* PROMPT
Write every line below out again, exactly as given, but leave out the pictures.

⁂

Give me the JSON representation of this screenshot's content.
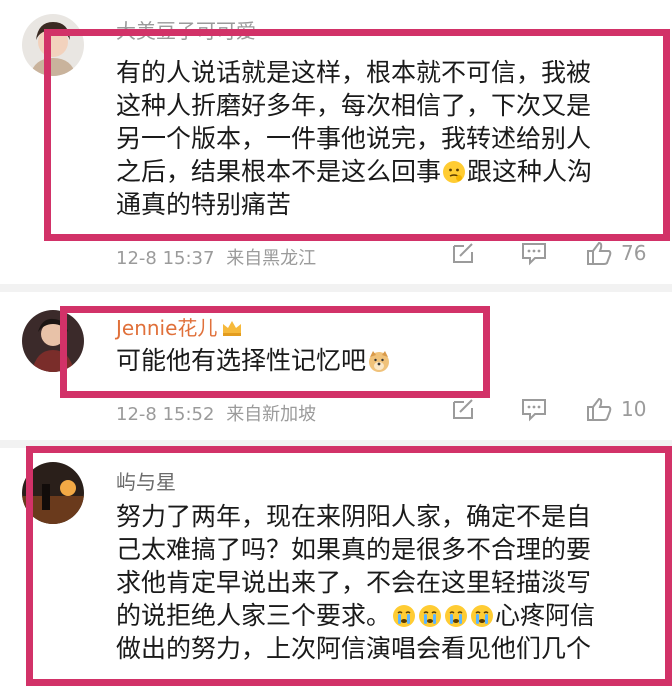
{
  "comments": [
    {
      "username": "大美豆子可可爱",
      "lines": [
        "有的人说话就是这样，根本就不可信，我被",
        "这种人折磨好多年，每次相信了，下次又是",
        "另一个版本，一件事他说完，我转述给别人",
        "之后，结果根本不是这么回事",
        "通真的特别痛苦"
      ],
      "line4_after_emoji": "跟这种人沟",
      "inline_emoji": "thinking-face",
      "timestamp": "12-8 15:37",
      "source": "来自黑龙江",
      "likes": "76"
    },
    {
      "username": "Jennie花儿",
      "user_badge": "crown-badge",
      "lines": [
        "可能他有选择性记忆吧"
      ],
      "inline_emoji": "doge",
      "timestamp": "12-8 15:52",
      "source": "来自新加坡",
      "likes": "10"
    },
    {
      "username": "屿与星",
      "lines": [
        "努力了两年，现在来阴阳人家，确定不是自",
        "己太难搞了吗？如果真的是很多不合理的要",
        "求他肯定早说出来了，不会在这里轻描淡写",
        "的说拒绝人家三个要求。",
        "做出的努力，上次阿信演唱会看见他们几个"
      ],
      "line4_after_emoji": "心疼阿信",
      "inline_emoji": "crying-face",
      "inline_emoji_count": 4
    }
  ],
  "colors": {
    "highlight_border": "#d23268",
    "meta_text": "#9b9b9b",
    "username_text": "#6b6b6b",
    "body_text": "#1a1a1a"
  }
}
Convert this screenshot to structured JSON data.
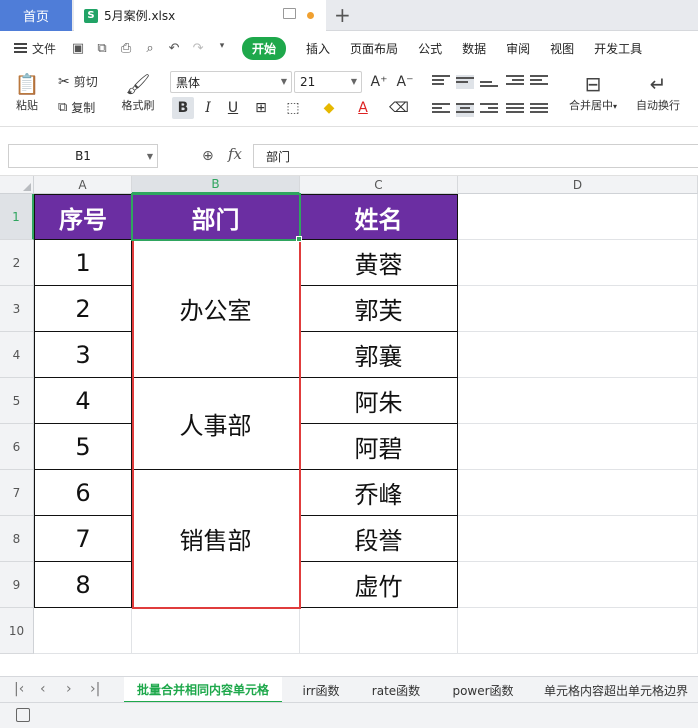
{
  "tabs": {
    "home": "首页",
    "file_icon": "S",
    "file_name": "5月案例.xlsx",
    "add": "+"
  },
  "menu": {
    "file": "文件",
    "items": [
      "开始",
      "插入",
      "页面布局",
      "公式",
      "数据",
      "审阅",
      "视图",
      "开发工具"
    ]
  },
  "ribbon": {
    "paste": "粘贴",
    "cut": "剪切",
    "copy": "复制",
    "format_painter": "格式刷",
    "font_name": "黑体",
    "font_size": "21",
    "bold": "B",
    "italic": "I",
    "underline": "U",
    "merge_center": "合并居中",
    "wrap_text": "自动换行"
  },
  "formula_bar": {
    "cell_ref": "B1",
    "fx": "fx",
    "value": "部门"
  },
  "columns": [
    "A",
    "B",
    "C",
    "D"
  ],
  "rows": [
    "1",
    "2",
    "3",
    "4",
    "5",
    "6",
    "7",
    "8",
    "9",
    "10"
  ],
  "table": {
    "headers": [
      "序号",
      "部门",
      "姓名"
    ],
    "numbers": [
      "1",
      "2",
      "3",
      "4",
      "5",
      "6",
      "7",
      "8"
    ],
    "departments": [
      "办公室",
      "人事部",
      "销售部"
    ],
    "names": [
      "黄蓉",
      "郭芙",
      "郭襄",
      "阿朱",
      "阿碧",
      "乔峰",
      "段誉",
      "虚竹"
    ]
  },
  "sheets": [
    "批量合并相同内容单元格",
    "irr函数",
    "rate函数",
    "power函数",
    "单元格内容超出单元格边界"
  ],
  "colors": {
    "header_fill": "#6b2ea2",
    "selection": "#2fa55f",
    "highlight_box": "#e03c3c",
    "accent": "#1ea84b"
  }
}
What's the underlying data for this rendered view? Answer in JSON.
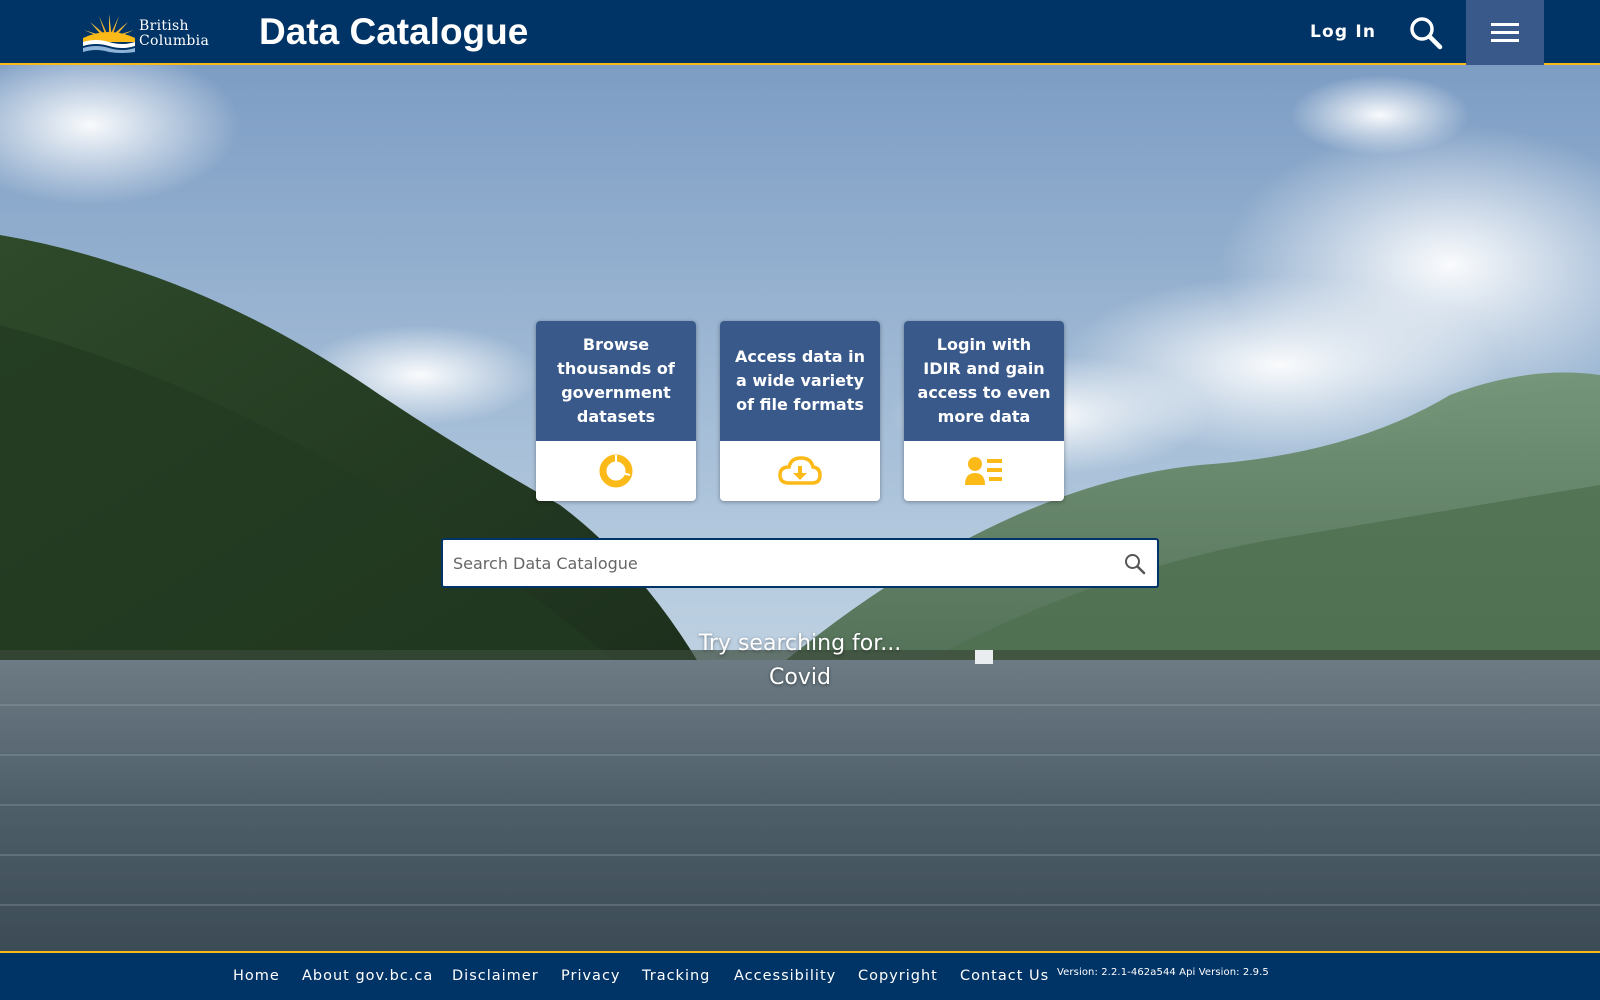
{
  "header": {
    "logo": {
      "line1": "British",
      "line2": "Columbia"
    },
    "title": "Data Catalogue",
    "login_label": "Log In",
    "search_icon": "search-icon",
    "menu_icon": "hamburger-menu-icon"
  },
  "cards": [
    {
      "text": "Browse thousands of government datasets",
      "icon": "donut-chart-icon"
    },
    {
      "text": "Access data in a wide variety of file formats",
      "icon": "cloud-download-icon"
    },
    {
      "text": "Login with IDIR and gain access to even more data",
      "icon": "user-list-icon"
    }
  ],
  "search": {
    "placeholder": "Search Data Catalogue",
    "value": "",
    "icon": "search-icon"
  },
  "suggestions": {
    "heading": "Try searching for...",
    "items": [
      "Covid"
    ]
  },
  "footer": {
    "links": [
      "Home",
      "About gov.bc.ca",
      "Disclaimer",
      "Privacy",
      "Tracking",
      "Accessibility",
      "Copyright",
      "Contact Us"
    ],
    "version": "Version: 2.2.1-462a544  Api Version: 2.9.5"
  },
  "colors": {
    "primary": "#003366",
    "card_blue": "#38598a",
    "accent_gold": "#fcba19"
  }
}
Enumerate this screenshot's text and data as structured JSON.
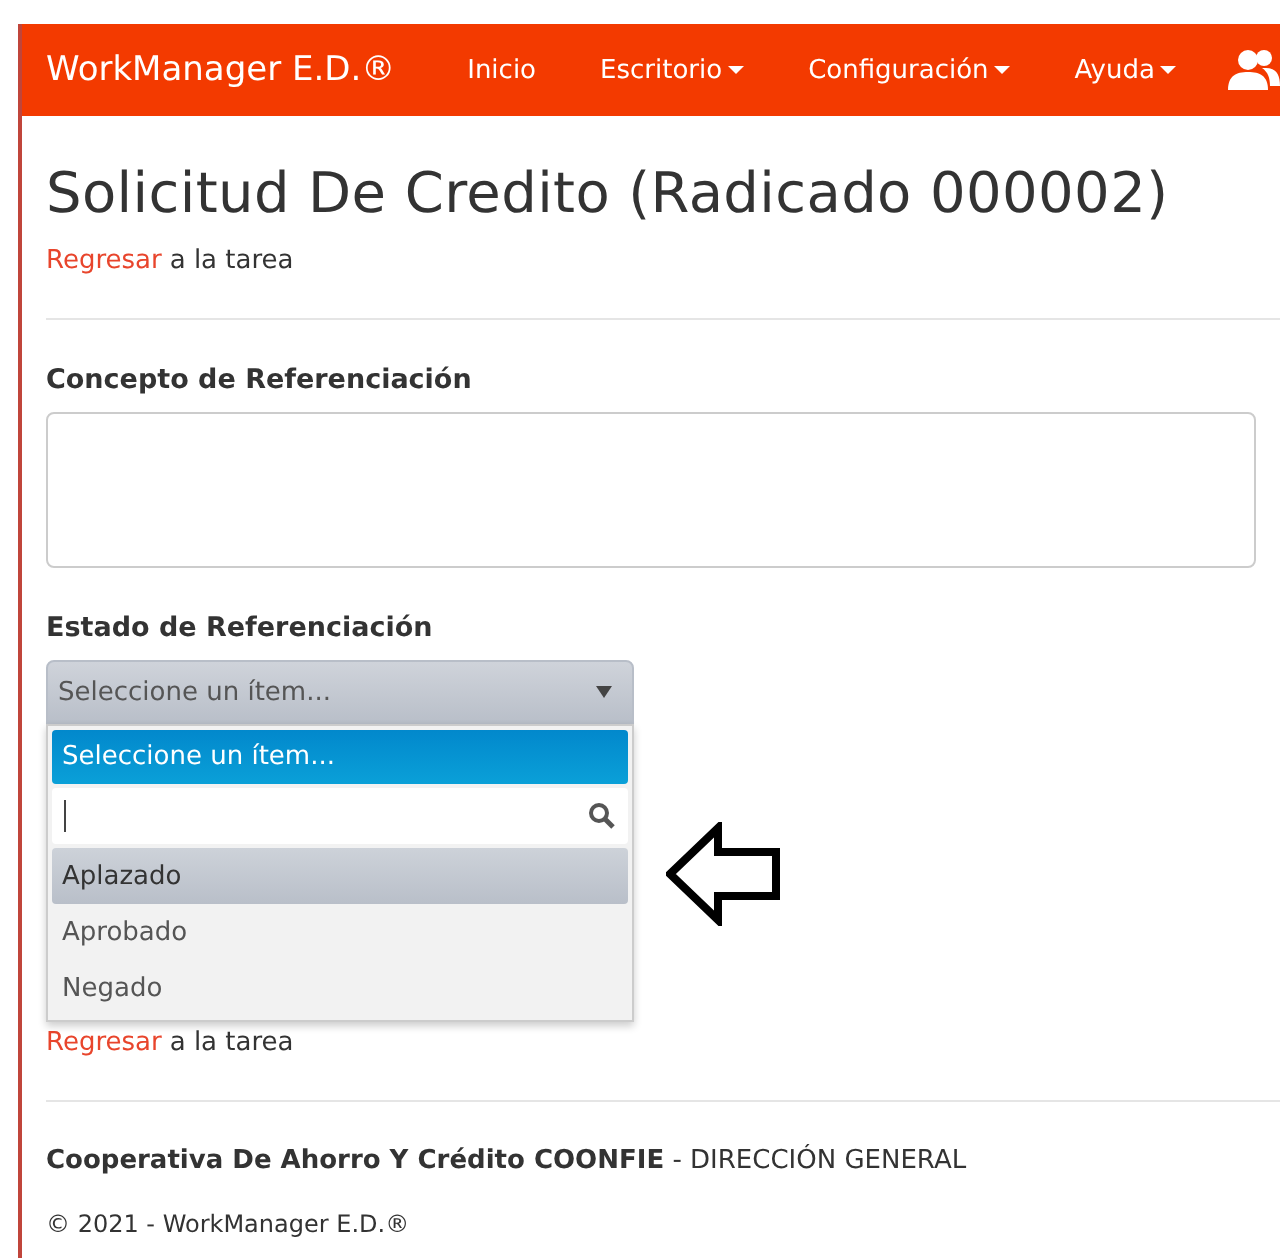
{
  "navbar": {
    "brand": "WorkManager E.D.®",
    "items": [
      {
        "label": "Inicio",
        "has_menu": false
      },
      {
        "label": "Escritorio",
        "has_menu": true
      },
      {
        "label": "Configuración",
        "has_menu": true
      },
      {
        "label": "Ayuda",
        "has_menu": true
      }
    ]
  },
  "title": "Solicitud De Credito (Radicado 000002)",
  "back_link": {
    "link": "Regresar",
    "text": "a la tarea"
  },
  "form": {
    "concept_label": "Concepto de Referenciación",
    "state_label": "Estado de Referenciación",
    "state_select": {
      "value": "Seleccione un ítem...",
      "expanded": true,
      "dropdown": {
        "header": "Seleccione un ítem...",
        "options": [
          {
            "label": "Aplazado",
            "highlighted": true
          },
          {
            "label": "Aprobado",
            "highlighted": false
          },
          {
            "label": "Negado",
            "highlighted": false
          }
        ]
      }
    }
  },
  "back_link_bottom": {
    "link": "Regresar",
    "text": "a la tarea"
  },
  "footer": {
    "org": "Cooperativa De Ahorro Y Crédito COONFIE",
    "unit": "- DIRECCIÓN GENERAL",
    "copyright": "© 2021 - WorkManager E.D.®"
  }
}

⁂

* RESPONSE TO THE TASK
Give me the JSON representation of this screenshot's content.
{
  "comments": [
    {
      "username": "大美豆子可可爱",
      "lines": [
        "有的人说话就是这样，根本就不可信，我被",
        "这种人折磨好多年，每次相信了，下次又是",
        "另一个版本，一件事他说完，我转述给别人",
        "之后，结果根本不是这么回事",
        "通真的特别痛苦"
      ],
      "line4_after_emoji": "跟这种人沟",
      "inline_emoji": "thinking-face",
      "timestamp": "12-8 15:37",
      "source": "来自黑龙江",
      "likes": "76"
    },
    {
      "username": "Jennie花儿",
      "user_badge": "crown-badge",
      "lines": [
        "可能他有选择性记忆吧"
      ],
      "inline_emoji": "doge",
      "timestamp": "12-8 15:52",
      "source": "来自新加坡",
      "likes": "10"
    },
    {
      "username": "屿与星",
      "lines": [
        "努力了两年，现在来阴阳人家，确定不是自",
        "己太难搞了吗？如果真的是很多不合理的要",
        "求他肯定早说出来了，不会在这里轻描淡写",
        "的说拒绝人家三个要求。",
        "做出的努力，上次阿信演唱会看见他们几个"
      ],
      "line4_after_emoji": "心疼阿信",
      "inline_emoji": "crying-face",
      "inline_emoji_count": 4
    }
  ],
  "colors": {
    "highlight_border": "#d23268",
    "meta_text": "#9b9b9b",
    "username_text": "#6b6b6b",
    "body_text": "#1a1a1a"
  }
}
Convert this screenshot to structured JSON data.
{
  "tabs": {
    "home": "首页",
    "file_icon": "S",
    "file_name": "5月案例.xlsx",
    "add": "+"
  },
  "menu": {
    "file": "文件",
    "items": [
      "开始",
      "插入",
      "页面布局",
      "公式",
      "数据",
      "审阅",
      "视图",
      "开发工具"
    ]
  },
  "ribbon": {
    "paste": "粘贴",
    "cut": "剪切",
    "copy": "复制",
    "format_painter": "格式刷",
    "font_name": "黑体",
    "font_size": "21",
    "bold": "B",
    "italic": "I",
    "underline": "U",
    "merge_center": "合并居中",
    "wrap_text": "自动换行"
  },
  "formula_bar": {
    "cell_ref": "B1",
    "fx": "fx",
    "value": "部门"
  },
  "columns": [
    "A",
    "B",
    "C",
    "D"
  ],
  "rows": [
    "1",
    "2",
    "3",
    "4",
    "5",
    "6",
    "7",
    "8",
    "9",
    "10"
  ],
  "table": {
    "headers": [
      "序号",
      "部门",
      "姓名"
    ],
    "numbers": [
      "1",
      "2",
      "3",
      "4",
      "5",
      "6",
      "7",
      "8"
    ],
    "departments": [
      "办公室",
      "人事部",
      "销售部"
    ],
    "names": [
      "黄蓉",
      "郭芙",
      "郭襄",
      "阿朱",
      "阿碧",
      "乔峰",
      "段誉",
      "虚竹"
    ]
  },
  "sheets": [
    "批量合并相同内容单元格",
    "irr函数",
    "rate函数",
    "power函数",
    "单元格内容超出单元格边界"
  ],
  "colors": {
    "header_fill": "#6b2ea2",
    "selection": "#2fa55f",
    "highlight_box": "#e03c3c",
    "accent": "#1ea84b"
  }
}
What's the underlying data for this rendered view? Answer in JSON.
{
  "header": {
    "logo": {
      "line1": "British",
      "line2": "Columbia"
    },
    "title": "Data Catalogue",
    "login_label": "Log In",
    "search_icon": "search-icon",
    "menu_icon": "hamburger-menu-icon"
  },
  "cards": [
    {
      "text": "Browse thousands of government datasets",
      "icon": "donut-chart-icon"
    },
    {
      "text": "Access data in a wide variety of file formats",
      "icon": "cloud-download-icon"
    },
    {
      "text": "Login with IDIR and gain access to even more data",
      "icon": "user-list-icon"
    }
  ],
  "search": {
    "placeholder": "Search Data Catalogue",
    "value": "",
    "icon": "search-icon"
  },
  "suggestions": {
    "heading": "Try searching for...",
    "items": [
      "Covid"
    ]
  },
  "footer": {
    "links": [
      "Home",
      "About gov.bc.ca",
      "Disclaimer",
      "Privacy",
      "Tracking",
      "Accessibility",
      "Copyright",
      "Contact Us"
    ],
    "version": "Version: 2.2.1-462a544  Api Version: 2.9.5"
  },
  "colors": {
    "primary": "#003366",
    "card_blue": "#38598a",
    "accent_gold": "#fcba19"
  }
}
Enumerate this screenshot's text and data as structured JSON.
{
  "navbar": {
    "brand": "WorkManager E.D.®",
    "items": [
      {
        "label": "Inicio",
        "has_menu": false
      },
      {
        "label": "Escritorio",
        "has_menu": true
      },
      {
        "label": "Configuración",
        "has_menu": true
      },
      {
        "label": "Ayuda",
        "has_menu": true
      }
    ]
  },
  "title": "Solicitud De Credito (Radicado 000002)",
  "back_link": {
    "link": "Regresar",
    "text": "a la tarea"
  },
  "form": {
    "concept_label": "Concepto de Referenciación",
    "state_label": "Estado de Referenciación",
    "state_select": {
      "value": "Seleccione un ítem...",
      "expanded": true,
      "dropdown": {
        "header": "Seleccione un ítem...",
        "options": [
          {
            "label": "Aplazado",
            "highlighted": true
          },
          {
            "label": "Aprobado",
            "highlighted": false
          },
          {
            "label": "Negado",
            "highlighted": false
          }
        ]
      }
    }
  },
  "back_link_bottom": {
    "link": "Regresar",
    "text": "a la tarea"
  },
  "footer": {
    "org": "Cooperativa De Ahorro Y Crédito COONFIE",
    "unit": "- DIRECCIÓN GENERAL",
    "copyright": "© 2021 - WorkManager E.D.®"
  }
}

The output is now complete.